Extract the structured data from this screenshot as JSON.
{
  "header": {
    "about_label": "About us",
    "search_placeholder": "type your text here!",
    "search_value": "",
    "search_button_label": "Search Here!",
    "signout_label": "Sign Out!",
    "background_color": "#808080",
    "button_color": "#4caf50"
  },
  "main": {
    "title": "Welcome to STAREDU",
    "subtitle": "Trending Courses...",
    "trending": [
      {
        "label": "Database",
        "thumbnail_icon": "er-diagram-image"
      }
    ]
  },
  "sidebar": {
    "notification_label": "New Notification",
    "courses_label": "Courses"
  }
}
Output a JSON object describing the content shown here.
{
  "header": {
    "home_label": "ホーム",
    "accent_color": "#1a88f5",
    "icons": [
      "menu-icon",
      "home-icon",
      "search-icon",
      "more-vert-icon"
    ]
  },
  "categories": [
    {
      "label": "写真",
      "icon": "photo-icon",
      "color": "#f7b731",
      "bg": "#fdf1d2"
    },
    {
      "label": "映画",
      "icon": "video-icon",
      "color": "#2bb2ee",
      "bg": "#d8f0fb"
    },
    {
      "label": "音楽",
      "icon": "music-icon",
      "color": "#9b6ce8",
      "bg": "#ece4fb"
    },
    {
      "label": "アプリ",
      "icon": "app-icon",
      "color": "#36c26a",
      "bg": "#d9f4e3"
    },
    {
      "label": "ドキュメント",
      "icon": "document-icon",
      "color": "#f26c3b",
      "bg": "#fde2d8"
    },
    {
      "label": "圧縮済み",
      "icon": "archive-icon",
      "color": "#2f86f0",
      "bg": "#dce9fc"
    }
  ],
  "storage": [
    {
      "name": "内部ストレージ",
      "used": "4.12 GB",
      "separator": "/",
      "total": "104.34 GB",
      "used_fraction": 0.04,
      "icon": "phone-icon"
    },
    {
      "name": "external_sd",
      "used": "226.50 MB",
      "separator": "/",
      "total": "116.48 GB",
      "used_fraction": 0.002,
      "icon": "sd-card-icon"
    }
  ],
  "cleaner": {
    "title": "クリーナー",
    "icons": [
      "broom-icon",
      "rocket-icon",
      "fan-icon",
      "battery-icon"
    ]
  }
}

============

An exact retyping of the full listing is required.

Extract the structured data from this screenshot as JSON.
{
  "header": {
    "about_label": "About us",
    "search_placeholder": "type your text here!",
    "search_value": "",
    "search_button_label": "Search Here!",
    "signout_label": "Sign Out!",
    "background_color": "#808080",
    "button_color": "#4caf50"
  },
  "main": {
    "title": "Welcome to STAREDU",
    "subtitle": "Trending Courses...",
    "trending": [
      {
        "label": "Database",
        "thumbnail_icon": "er-diagram-image"
      }
    ]
  },
  "sidebar": {
    "notification_label": "New Notification",
    "courses_label": "Courses"
  }
}
Output a JSON object describing the content shown here.
{
  "header": {
    "home_label": "ホーム",
    "accent_color": "#1a88f5",
    "icons": [
      "menu-icon",
      "home-icon",
      "search-icon",
      "more-vert-icon"
    ]
  },
  "categories": [
    {
      "label": "写真",
      "icon": "photo-icon",
      "color": "#f7b731",
      "bg": "#fdf1d2"
    },
    {
      "label": "映画",
      "icon": "video-icon",
      "color": "#2bb2ee",
      "bg": "#d8f0fb"
    },
    {
      "label": "音楽",
      "icon": "music-icon",
      "color": "#9b6ce8",
      "bg": "#ece4fb"
    },
    {
      "label": "アプリ",
      "icon": "app-icon",
      "color": "#36c26a",
      "bg": "#d9f4e3"
    },
    {
      "label": "ドキュメント",
      "icon": "document-icon",
      "color": "#f26c3b",
      "bg": "#fde2d8"
    },
    {
      "label": "圧縮済み",
      "icon": "archive-icon",
      "color": "#2f86f0",
      "bg": "#dce9fc"
    }
  ],
  "storage": [
    {
      "name": "内部ストレージ",
      "used": "4.12 GB",
      "separator": "/",
      "total": "104.34 GB",
      "used_fraction": 0.04,
      "icon": "phone-icon"
    },
    {
      "name": "external_sd",
      "used": "226.50 MB",
      "separator": "/",
      "total": "116.48 GB",
      "used_fraction": 0.002,
      "icon": "sd-card-icon"
    }
  ],
  "cleaner": {
    "title": "クリーナー",
    "icons": [
      "broom-icon",
      "rocket-icon",
      "fan-icon",
      "battery-icon"
    ]
  }
}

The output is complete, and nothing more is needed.